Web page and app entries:

---+---

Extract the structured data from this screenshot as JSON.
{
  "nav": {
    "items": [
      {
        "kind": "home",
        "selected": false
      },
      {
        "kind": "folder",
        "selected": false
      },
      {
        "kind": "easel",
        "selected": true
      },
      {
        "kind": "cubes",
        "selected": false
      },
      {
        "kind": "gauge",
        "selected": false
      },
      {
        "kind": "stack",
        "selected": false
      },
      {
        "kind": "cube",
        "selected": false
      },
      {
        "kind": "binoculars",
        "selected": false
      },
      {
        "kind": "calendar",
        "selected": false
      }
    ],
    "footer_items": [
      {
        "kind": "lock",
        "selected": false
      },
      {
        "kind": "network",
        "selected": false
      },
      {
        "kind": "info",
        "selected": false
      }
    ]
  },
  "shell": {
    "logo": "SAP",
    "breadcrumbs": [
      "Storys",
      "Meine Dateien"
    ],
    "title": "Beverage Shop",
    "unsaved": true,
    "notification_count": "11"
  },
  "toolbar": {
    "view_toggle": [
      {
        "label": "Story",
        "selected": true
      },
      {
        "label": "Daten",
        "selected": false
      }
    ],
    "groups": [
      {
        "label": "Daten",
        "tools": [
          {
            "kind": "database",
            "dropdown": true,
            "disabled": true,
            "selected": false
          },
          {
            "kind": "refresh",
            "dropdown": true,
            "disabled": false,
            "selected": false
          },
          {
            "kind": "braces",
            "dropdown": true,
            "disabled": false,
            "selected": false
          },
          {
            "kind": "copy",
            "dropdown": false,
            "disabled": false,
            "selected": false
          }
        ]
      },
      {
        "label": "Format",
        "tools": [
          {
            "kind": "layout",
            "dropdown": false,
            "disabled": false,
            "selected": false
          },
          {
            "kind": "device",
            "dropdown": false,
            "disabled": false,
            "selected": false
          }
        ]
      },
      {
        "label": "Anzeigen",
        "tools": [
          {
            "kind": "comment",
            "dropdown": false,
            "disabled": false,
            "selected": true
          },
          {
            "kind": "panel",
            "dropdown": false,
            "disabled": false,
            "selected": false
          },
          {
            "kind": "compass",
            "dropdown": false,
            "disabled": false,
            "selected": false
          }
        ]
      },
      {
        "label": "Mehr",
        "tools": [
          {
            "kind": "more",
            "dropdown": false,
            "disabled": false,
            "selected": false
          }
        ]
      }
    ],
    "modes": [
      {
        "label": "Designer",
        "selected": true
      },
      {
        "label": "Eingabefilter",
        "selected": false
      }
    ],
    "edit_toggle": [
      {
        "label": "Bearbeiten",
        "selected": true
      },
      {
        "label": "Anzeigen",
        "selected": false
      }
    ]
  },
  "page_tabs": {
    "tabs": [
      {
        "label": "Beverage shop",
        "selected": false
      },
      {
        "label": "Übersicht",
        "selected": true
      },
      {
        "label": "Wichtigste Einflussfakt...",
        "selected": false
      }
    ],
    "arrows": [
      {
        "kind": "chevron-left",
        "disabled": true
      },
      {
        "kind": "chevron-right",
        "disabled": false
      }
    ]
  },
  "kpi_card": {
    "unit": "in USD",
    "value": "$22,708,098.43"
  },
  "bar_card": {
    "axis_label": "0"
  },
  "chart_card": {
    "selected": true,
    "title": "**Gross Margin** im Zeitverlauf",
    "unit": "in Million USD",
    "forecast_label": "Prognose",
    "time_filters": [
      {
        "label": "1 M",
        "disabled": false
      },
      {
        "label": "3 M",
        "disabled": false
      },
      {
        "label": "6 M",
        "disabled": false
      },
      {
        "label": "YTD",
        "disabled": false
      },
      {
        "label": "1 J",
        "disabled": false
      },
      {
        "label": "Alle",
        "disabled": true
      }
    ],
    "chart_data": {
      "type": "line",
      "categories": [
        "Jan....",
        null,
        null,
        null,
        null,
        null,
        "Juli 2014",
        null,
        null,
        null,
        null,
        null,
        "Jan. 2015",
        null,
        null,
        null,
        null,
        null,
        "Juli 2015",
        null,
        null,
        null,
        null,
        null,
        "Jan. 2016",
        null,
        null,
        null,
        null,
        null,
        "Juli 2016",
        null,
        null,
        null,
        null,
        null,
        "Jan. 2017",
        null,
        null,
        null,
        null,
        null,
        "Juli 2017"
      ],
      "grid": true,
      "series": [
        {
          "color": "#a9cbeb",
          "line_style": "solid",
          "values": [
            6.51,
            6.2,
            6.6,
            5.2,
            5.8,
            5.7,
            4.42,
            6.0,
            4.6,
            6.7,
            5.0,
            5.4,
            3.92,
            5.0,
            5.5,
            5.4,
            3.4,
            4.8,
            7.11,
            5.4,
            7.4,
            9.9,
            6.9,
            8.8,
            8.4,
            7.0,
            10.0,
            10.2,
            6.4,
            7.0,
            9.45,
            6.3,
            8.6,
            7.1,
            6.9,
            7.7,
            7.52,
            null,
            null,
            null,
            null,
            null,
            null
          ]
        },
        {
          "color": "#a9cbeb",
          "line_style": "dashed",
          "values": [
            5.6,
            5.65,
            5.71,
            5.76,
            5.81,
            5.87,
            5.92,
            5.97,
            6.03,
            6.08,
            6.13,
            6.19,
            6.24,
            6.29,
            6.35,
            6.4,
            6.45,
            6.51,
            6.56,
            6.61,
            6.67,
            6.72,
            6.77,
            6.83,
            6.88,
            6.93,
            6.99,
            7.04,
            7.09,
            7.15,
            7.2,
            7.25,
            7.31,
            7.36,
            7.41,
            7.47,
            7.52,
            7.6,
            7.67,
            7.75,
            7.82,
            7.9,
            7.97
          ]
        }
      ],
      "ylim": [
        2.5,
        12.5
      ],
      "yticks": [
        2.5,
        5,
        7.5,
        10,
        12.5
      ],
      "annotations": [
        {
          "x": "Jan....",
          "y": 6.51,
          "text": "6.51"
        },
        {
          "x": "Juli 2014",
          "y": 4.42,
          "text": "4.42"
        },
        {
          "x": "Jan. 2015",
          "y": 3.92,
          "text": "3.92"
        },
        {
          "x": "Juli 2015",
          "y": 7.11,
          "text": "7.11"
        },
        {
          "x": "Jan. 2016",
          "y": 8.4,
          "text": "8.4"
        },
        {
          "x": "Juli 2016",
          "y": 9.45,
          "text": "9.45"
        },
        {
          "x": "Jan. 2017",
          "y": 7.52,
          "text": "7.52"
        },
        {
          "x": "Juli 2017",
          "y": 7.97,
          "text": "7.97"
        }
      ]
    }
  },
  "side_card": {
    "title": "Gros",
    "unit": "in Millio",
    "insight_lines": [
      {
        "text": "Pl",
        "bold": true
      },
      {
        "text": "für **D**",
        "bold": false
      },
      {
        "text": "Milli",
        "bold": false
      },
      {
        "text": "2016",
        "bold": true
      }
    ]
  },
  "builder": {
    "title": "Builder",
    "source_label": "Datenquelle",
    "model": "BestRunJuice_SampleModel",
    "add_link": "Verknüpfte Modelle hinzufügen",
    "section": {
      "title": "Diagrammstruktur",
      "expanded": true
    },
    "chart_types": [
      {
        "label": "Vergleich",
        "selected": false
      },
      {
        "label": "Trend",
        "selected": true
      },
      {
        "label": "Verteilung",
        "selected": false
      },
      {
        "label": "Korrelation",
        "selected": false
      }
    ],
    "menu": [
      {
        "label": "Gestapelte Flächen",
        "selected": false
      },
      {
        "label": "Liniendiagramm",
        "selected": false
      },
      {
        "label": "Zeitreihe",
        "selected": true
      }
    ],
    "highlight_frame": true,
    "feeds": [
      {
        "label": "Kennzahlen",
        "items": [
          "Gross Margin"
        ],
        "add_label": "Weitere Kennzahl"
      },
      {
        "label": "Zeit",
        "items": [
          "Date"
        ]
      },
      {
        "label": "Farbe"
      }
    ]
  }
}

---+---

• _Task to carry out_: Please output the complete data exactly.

• _Output_:
Extract the structured data from this screenshot as JSON.
{
  "nav": {
    "items": [
      {
        "kind": "home",
        "selected": false
      },
      {
        "kind": "folder",
        "selected": false
      },
      {
        "kind": "easel",
        "selected": true
      },
      {
        "kind": "cubes",
        "selected": false
      },
      {
        "kind": "gauge",
        "selected": false
      },
      {
        "kind": "stack",
        "selected": false
      },
      {
        "kind": "cube",
        "selected": false
      },
      {
        "kind": "binoculars",
        "selected": false
      },
      {
        "kind": "calendar",
        "selected": false
      }
    ],
    "footer_items": [
      {
        "kind": "lock",
        "selected": false
      },
      {
        "kind": "network",
        "selected": false
      },
      {
        "kind": "info",
        "selected": false
      }
    ]
  },
  "shell": {
    "logo": "SAP",
    "breadcrumbs": [
      "Storys",
      "Meine Dateien"
    ],
    "title": "Beverage Shop",
    "unsaved": true,
    "notification_count": "11"
  },
  "toolbar": {
    "view_toggle": [
      {
        "label": "Story",
        "selected": true
      },
      {
        "label": "Daten",
        "selected": false
      }
    ],
    "groups": [
      {
        "label": "Daten",
        "tools": [
          {
            "kind": "database",
            "dropdown": true,
            "disabled": true,
            "selected": false
          },
          {
            "kind": "refresh",
            "dropdown": true,
            "disabled": false,
            "selected": false
          },
          {
            "kind": "braces",
            "dropdown": true,
            "disabled": false,
            "selected": false
          },
          {
            "kind": "copy",
            "dropdown": false,
            "disabled": false,
            "selected": false
          }
        ]
      },
      {
        "label": "Format",
        "tools": [
          {
            "kind": "layout",
            "dropdown": false,
            "disabled": false,
            "selected": false
          },
          {
            "kind": "device",
            "dropdown": false,
            "disabled": false,
            "selected": false
          }
        ]
      },
      {
        "label": "Anzeigen",
        "tools": [
          {
            "kind": "comment",
            "dropdown": false,
            "disabled": false,
            "selected": true
          },
          {
            "kind": "panel",
            "dropdown": false,
            "disabled": false,
            "selected": false
          },
          {
            "kind": "compass",
            "dropdown": false,
            "disabled": false,
            "selected": false
          }
        ]
      },
      {
        "label": "Mehr",
        "tools": [
          {
            "kind": "more",
            "dropdown": false,
            "disabled": false,
            "selected": false
          }
        ]
      }
    ],
    "modes": [
      {
        "label": "Designer",
        "selected": true
      },
      {
        "label": "Eingabefilter",
        "selected": false
      }
    ],
    "edit_toggle": [
      {
        "label": "Bearbeiten",
        "selected": true
      },
      {
        "label": "Anzeigen",
        "selected": false
      }
    ]
  },
  "page_tabs": {
    "tabs": [
      {
        "label": "Beverage shop",
        "selected": false
      },
      {
        "label": "Übersicht",
        "selected": true
      },
      {
        "label": "Wichtigste Einflussfakt...",
        "selected": false
      }
    ],
    "arrows": [
      {
        "kind": "chevron-left",
        "disabled": true
      },
      {
        "kind": "chevron-right",
        "disabled": false
      }
    ]
  },
  "kpi_card": {
    "unit": "in USD",
    "value": "$22,708,098.43"
  },
  "bar_card": {
    "axis_label": "0"
  },
  "chart_card": {
    "selected": true,
    "title": "**Gross Margin** im Zeitverlauf",
    "unit": "in Million USD",
    "forecast_label": "Prognose",
    "time_filters": [
      {
        "label": "1 M",
        "disabled": false
      },
      {
        "label": "3 M",
        "disabled": false
      },
      {
        "label": "6 M",
        "disabled": false
      },
      {
        "label": "YTD",
        "disabled": false
      },
      {
        "label": "1 J",
        "disabled": false
      },
      {
        "label": "Alle",
        "disabled": true
      }
    ],
    "chart_data": {
      "type": "line",
      "categories": [
        "Jan....",
        null,
        null,
        null,
        null,
        null,
        "Juli 2014",
        null,
        null,
        null,
        null,
        null,
        "Jan. 2015",
        null,
        null,
        null,
        null,
        null,
        "Juli 2015",
        null,
        null,
        null,
        null,
        null,
        "Jan. 2016",
        null,
        null,
        null,
        null,
        null,
        "Juli 2016",
        null,
        null,
        null,
        null,
        null,
        "Jan. 2017",
        null,
        null,
        null,
        null,
        null,
        "Juli 2017"
      ],
      "grid": true,
      "series": [
        {
          "color": "#a9cbeb",
          "line_style": "solid",
          "values": [
            6.51,
            6.2,
            6.6,
            5.2,
            5.8,
            5.7,
            4.42,
            6.0,
            4.6,
            6.7,
            5.0,
            5.4,
            3.92,
            5.0,
            5.5,
            5.4,
            3.4,
            4.8,
            7.11,
            5.4,
            7.4,
            9.9,
            6.9,
            8.8,
            8.4,
            7.0,
            10.0,
            10.2,
            6.4,
            7.0,
            9.45,
            6.3,
            8.6,
            7.1,
            6.9,
            7.7,
            7.52,
            null,
            null,
            null,
            null,
            null,
            null
          ]
        },
        {
          "color": "#a9cbeb",
          "line_style": "dashed",
          "values": [
            5.6,
            5.65,
            5.71,
            5.76,
            5.81,
            5.87,
            5.92,
            5.97,
            6.03,
            6.08,
            6.13,
            6.19,
            6.24,
            6.29,
            6.35,
            6.4,
            6.45,
            6.51,
            6.56,
            6.61,
            6.67,
            6.72,
            6.77,
            6.83,
            6.88,
            6.93,
            6.99,
            7.04,
            7.09,
            7.15,
            7.2,
            7.25,
            7.31,
            7.36,
            7.41,
            7.47,
            7.52,
            7.6,
            7.67,
            7.75,
            7.82,
            7.9,
            7.97
          ]
        }
      ],
      "ylim": [
        2.5,
        12.5
      ],
      "yticks": [
        2.5,
        5,
        7.5,
        10,
        12.5
      ],
      "annotations": [
        {
          "x": "Jan....",
          "y": 6.51,
          "text": "6.51"
        },
        {
          "x": "Juli 2014",
          "y": 4.42,
          "text": "4.42"
        },
        {
          "x": "Jan. 2015",
          "y": 3.92,
          "text": "3.92"
        },
        {
          "x": "Juli 2015",
          "y": 7.11,
          "text": "7.11"
        },
        {
          "x": "Jan. 2016",
          "y": 8.4,
          "text": "8.4"
        },
        {
          "x": "Juli 2016",
          "y": 9.45,
          "text": "9.45"
        },
        {
          "x": "Jan. 2017",
          "y": 7.52,
          "text": "7.52"
        },
        {
          "x": "Juli 2017",
          "y": 7.97,
          "text": "7.97"
        }
      ]
    }
  },
  "side_card": {
    "title": "Gros",
    "unit": "in Millio",
    "insight_lines": [
      {
        "text": "Pl",
        "bold": true
      },
      {
        "text": "für **D**",
        "bold": false
      },
      {
        "text": "Milli",
        "bold": false
      },
      {
        "text": "2016",
        "bold": true
      }
    ]
  },
  "builder": {
    "title": "Builder",
    "source_label": "Datenquelle",
    "model": "BestRunJuice_SampleModel",
    "add_link": "Verknüpfte Modelle hinzufügen",
    "section": {
      "title": "Diagrammstruktur",
      "expanded": true
    },
    "chart_types": [
      {
        "label": "Vergleich",
        "selected": false
      },
      {
        "label": "Trend",
        "selected": true
      },
      {
        "label": "Verteilung",
        "selected": false
      },
      {
        "label": "Korrelation",
        "selected": false
      }
    ],
    "menu": [
      {
        "label": "Gestapelte Flächen",
        "selected": false
      },
      {
        "label": "Liniendiagramm",
        "selected": false
      },
      {
        "label": "Zeitreihe",
        "selected": true
      }
    ],
    "highlight_frame": true,
    "feeds": [
      {
        "label": "Kennzahlen",
        "items": [
          "Gross Margin"
        ],
        "add_label": "Weitere Kennzahl"
      },
      {
        "label": "Zeit",
        "items": [
          "Date"
        ]
      },
      {
        "label": "Farbe"
      }
    ]
  }
}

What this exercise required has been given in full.